# Listed records

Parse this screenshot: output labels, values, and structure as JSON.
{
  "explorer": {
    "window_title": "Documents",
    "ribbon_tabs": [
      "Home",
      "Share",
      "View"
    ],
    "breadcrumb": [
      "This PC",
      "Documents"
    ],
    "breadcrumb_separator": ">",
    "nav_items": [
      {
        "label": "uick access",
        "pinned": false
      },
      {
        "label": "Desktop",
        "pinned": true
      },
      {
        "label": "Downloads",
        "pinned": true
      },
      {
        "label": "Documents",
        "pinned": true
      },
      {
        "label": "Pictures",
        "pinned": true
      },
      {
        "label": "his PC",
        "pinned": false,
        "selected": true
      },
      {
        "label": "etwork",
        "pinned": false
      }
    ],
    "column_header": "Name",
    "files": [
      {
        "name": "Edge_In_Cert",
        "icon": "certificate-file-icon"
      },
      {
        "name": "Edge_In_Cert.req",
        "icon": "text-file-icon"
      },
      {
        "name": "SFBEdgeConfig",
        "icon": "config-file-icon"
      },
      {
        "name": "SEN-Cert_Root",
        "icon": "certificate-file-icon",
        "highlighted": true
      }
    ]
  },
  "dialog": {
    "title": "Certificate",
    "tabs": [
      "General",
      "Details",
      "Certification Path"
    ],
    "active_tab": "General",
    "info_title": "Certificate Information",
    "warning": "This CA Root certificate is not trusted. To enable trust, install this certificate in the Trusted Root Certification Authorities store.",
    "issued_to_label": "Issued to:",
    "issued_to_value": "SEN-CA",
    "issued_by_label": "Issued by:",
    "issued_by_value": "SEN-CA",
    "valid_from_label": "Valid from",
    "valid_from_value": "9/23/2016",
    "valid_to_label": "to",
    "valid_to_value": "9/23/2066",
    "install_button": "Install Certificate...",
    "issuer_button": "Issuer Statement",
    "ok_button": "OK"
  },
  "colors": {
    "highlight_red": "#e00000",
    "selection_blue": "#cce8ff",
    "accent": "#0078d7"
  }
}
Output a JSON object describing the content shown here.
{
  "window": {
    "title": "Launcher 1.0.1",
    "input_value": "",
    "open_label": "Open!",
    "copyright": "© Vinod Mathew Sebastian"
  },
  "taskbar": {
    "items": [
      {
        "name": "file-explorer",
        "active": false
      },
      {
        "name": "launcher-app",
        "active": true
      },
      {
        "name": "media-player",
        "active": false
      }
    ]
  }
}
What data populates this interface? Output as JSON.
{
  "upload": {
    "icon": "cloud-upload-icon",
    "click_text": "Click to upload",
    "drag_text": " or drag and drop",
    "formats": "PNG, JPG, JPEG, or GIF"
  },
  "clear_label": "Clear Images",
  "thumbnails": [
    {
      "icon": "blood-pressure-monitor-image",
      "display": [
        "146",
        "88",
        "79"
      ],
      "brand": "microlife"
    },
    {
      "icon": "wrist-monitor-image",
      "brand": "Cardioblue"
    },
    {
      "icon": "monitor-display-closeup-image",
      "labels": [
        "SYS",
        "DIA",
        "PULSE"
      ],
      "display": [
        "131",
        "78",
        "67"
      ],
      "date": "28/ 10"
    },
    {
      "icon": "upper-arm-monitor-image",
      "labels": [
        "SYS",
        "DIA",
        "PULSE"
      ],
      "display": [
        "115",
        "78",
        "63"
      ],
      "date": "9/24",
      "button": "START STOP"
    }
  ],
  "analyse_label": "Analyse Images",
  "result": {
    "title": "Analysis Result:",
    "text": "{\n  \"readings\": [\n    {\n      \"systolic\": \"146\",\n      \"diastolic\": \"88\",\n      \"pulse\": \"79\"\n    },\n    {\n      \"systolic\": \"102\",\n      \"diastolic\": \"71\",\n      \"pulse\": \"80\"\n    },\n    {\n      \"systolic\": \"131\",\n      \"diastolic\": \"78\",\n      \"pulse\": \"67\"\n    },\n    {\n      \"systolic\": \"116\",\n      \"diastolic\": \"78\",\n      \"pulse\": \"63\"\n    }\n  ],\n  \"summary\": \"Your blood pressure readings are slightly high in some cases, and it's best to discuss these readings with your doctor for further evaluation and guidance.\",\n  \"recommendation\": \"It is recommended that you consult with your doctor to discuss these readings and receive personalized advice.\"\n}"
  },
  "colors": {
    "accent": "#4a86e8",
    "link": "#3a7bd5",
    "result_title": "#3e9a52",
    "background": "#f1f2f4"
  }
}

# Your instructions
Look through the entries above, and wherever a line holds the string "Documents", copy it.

# Answer box
    "window_title": "Documents",
      "Documents"
        "label": "Documents",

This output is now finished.